The return to the hamlet is awkward, to say the least. The hamsters expectations are high, and the disappointment crushing. The gnomes are as far away from being the mythic godlike beings that brought the fire of wisdom to their ancestors as could be possible. Still, the gnomes are grateful for their book, and treat the party to yet another celebration feast. The food is better the drink is quaffable, and the songs are of the '21 barrels of ale on the wall'-variety. The party once again bask in the adoration of the gnomes, and sing along happily.

The next morning, the hamsters prepare their ships for flight. The world outside of Mt. Snaefang beckons, and they have much work(and eating) ahead of them. Deciding to take to the skies once more, they bid the party farewell. As the ships are lifting their anchors, Mendez launches himself at one of the ropes, and stands on anchor as it is pulled up. Laughing and waving to the rest of the party, he draws his sword and points at the horizon.

As the ships disappear into the cloudy skies, the party swear that they hear Mendez' voice proudly ringing from above, 'Mendez: playboy, starship skipper!' before all is quiet again.

Perhaps a trip back to seawell to sell their stuff might be in order?


Joebroesel said...

Berries and mushrooms! They should have taken our stuff back to the outpost!!! Useless ;-) Good that we have a carriage from the orcs left.

Eolar, who would like to go back to the outpost as gnomes are not very religious. He offers to take a carriage back to the outpost and sell what we don't need.

Hedzor said...

Really nice summation of at least four separate races.
So, it's off from the Gnome Hamlet you go.
Bugger, that throws out my progression order.
Oh well, time to revise my death schemes.

RoboGeek said...

I think a co-authored book is in order - words by Dag, poetry by Paul, illustrations by Kirk, and story by all of us!
I'd buy a copy!
So does this mean we are already in Seawell, or considering going there from the Gnome hamlet (via Grimes and his valley stronghold?)

Insanodag said...

You are, as of this post, in the gnome hamlet. Kirk could, however, move us anywhere he thinks it is necessary, though.

Hedzor said...

You'll be traveling from the Gnome Hamlet I'm afraid.
You were going to meet Grimes anyway, but now you might avoid your reunion with Bailey.

As for the book...
I'm offended; it should be Illustrations by Dag, Words by Paul and Poetry by me:

'Would you kill me in the sky?
Could you stab me while I fly?
I would, I could, with heavy metal.
I would, I should you silly petal!'


Cynan said...

you dont think i could do the illustrations or what? =)

Insanodag said...

As long as by 'illustrations', you mean poorly proportioned stickfigures and bad could be doable.

RoboGeek said...

Kirk, stick to the drawing ;)
Actually, I am kidding, I think you certainly have a way with words, it is after all how you make your living!

I am sure Paul could draw, he has already proved himself to be a man of many skills, it would not suprise me if he could put Michelangelo to shame with a brush and a drop of paint!

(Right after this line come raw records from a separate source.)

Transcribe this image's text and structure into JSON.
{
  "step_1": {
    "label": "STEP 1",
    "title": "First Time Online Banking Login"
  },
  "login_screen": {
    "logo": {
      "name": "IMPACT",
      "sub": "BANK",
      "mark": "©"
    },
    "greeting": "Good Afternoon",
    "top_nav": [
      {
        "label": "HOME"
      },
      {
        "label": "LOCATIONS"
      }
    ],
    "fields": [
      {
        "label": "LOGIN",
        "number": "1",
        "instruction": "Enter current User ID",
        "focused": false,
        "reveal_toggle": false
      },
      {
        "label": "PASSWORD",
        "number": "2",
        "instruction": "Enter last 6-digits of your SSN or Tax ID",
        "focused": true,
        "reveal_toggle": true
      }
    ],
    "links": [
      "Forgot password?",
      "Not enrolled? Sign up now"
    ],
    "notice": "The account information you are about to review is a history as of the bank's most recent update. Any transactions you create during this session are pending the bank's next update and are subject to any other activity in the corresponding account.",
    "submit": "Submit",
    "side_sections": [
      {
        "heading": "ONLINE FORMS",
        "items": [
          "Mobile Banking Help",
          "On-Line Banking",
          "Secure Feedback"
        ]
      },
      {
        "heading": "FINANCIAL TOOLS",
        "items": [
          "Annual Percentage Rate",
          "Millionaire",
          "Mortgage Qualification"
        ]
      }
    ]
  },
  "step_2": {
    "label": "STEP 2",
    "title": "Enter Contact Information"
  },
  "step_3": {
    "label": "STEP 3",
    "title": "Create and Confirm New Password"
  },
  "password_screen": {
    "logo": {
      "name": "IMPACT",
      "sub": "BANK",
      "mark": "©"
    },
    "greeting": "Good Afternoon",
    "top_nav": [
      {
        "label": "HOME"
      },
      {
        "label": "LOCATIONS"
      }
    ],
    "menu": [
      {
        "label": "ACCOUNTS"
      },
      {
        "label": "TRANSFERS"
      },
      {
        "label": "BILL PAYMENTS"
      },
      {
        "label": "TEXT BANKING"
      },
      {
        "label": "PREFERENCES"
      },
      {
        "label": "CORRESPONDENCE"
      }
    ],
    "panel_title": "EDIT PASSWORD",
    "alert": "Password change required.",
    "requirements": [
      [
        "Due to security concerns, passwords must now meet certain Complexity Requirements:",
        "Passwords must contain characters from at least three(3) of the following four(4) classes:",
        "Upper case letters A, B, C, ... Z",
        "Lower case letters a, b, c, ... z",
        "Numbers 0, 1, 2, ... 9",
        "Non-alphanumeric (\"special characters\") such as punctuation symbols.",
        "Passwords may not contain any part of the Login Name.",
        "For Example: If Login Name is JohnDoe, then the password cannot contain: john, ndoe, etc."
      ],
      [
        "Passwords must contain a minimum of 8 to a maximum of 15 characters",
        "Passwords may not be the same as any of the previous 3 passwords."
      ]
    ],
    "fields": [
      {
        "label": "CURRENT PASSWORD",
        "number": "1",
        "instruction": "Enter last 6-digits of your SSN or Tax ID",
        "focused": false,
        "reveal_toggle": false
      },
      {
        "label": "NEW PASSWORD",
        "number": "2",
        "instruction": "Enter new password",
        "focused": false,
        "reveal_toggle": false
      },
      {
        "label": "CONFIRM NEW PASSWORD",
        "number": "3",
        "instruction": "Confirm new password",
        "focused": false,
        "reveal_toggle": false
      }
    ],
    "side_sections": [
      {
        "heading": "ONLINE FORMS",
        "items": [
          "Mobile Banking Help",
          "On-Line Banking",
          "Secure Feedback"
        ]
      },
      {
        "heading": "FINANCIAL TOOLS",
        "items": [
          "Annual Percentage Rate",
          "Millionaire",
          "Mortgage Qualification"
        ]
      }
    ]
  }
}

In fact, I left out Sven who I think could contribute religious invective, character development and general story padding!

Note how I left myself out ... maybe I could do a website? No - Sven is the man for that too!

Hedzor said...

Indeed I do!
Haven't you seen the recent Radio script what I wrote?